PROJECT

Personal projects are developed and completed by individual students, but they may involve group work (for example, performing in a play). While the product or outcome may be created collaboratively, each student’s individual contribution and process through the five stages of learning must be apparent. Group projects that allow students to individually take responsibility for different aspects of the project can prove to be a valuable experience too. The personal project is always assessed individually for each student.

Students need to identify a goal, based on areas or topics of interest to them. It is useful for students to have the opportunity to brainstorm and think about ideas, as well as to discuss ideas with other people—for example, other students, friends outside of school, relatives and teachers. Project supervisors need to guide and advise students on the selection of topics for the project. However, they have to balance providing support with objectivity and must not take over the project from the student. Ownership of the project must remain with the student.

Students should document their thinking, their research process and the refining and development of their initial ideas.

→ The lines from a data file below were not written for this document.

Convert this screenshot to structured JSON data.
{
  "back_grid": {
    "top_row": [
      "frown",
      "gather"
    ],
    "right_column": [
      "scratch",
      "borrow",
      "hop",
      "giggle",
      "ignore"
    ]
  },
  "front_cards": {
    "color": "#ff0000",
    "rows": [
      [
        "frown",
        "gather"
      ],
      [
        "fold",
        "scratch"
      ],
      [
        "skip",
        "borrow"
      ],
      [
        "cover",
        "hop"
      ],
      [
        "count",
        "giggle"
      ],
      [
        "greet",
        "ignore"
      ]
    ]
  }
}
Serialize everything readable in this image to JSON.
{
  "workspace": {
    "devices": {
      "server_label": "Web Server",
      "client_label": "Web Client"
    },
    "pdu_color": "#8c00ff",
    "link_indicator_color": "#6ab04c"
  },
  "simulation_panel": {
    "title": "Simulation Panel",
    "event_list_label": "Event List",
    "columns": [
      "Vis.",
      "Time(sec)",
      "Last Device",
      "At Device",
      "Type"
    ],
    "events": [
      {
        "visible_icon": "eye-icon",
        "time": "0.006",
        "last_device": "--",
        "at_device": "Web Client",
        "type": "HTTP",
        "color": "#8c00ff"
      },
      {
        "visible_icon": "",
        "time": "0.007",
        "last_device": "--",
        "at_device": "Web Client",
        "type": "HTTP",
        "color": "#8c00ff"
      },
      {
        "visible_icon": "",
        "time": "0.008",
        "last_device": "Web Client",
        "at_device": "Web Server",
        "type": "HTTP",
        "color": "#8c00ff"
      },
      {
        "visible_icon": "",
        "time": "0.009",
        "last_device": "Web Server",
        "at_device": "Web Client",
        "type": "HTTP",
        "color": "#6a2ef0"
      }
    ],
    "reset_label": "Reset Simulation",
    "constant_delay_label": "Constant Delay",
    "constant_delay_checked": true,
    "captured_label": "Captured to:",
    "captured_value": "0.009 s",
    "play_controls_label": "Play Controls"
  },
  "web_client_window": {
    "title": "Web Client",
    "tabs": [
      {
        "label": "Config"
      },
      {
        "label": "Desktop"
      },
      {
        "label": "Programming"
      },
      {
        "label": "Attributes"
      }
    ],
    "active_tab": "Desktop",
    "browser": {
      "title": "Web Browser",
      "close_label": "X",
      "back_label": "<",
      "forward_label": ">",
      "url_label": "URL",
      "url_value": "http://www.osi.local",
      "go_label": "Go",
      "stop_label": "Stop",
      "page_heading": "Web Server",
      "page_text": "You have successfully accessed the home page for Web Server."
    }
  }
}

Students will develop an outline of the goal they wish to pursue, which will often form the basis of the first meeting between the student and the supervisor.

Students should develop a goal that they can accomplish, but which challenges their knowledge, skills or techniques appropriately. Goals should be achievable based on the time and resources available. Some proposed projects may require overly complex procedures or a process of learning that is too lengthy. Other projects may be too simplistic and present no challenge to the student. Deciding whether a project is realistic or unrealistic for a student will be an outcome of the discussions between the student and the supervisor.

The student’s individual strengths and weaknesses need to be considered alongside his or her specific interests and prior knowledge. While collaboration with others will form a part of the project, the project must be the student’s own; he or she must have the capacity to complete the project without relying solely on the help of others. The student may involve teachers and other appropriate adults as resources, but students must complete the project independently.